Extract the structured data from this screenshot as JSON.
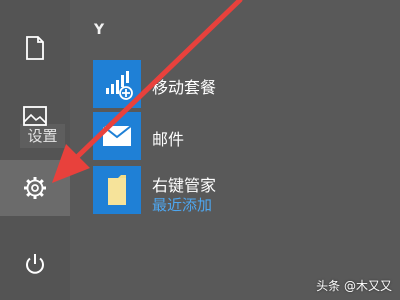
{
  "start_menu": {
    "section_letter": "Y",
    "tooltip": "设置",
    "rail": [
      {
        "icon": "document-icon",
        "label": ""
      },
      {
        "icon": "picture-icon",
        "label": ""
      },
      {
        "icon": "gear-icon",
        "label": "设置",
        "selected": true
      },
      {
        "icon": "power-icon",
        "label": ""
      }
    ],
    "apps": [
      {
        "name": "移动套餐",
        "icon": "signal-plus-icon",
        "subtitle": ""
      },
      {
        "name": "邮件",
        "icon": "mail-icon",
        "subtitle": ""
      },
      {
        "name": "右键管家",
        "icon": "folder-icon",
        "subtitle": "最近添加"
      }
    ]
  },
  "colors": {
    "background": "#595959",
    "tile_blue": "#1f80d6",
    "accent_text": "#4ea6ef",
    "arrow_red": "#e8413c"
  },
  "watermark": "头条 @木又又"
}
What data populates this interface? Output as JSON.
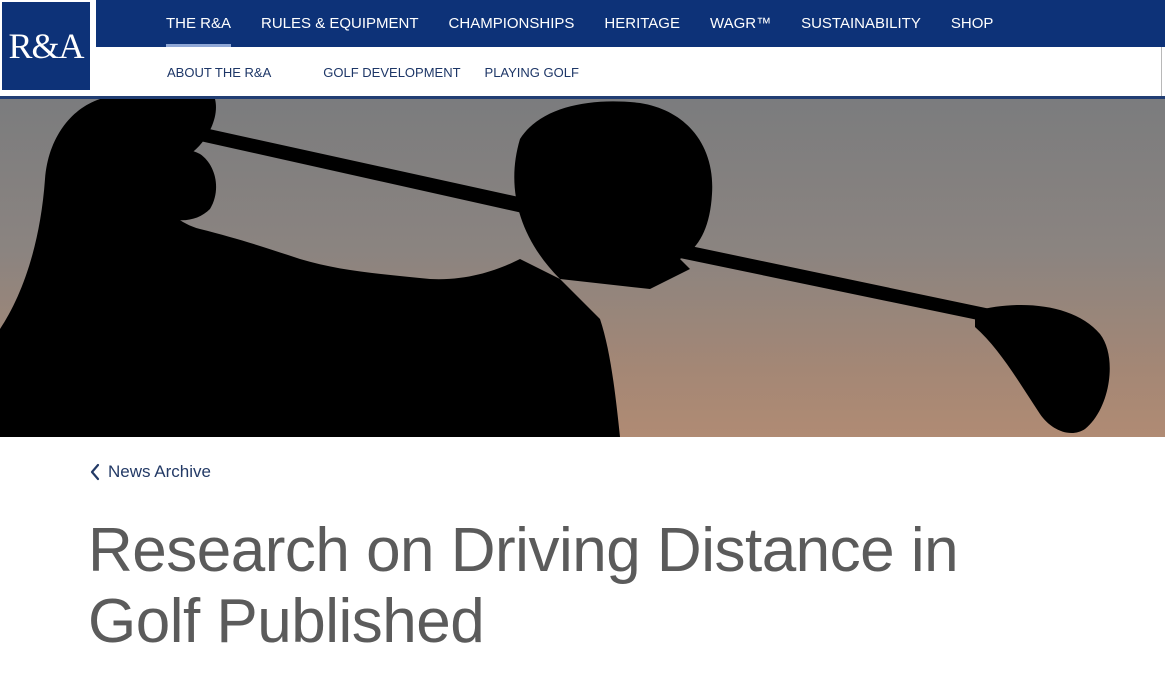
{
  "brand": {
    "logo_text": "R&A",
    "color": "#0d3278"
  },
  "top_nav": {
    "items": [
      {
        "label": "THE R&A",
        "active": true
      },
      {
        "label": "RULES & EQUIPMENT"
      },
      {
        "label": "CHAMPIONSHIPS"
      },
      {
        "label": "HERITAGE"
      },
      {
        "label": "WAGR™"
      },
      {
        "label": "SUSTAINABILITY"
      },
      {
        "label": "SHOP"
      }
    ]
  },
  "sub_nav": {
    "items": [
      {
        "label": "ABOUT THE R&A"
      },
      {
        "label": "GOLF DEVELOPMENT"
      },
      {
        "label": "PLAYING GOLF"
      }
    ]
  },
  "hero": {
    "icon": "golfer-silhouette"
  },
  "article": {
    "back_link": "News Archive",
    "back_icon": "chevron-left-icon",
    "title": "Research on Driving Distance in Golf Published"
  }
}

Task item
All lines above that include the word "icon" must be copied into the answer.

Task result
        "icon": "document-icon",
        "icon": "picture-icon",
        "icon": "gear-icon",
        "icon": "power-icon",
        "icon": "signal-plus-icon",
        "icon": "mail-icon",
        "icon": "folder-icon",
    "icon": "golfer-silhouette"
    "back_icon": "chevron-left-icon",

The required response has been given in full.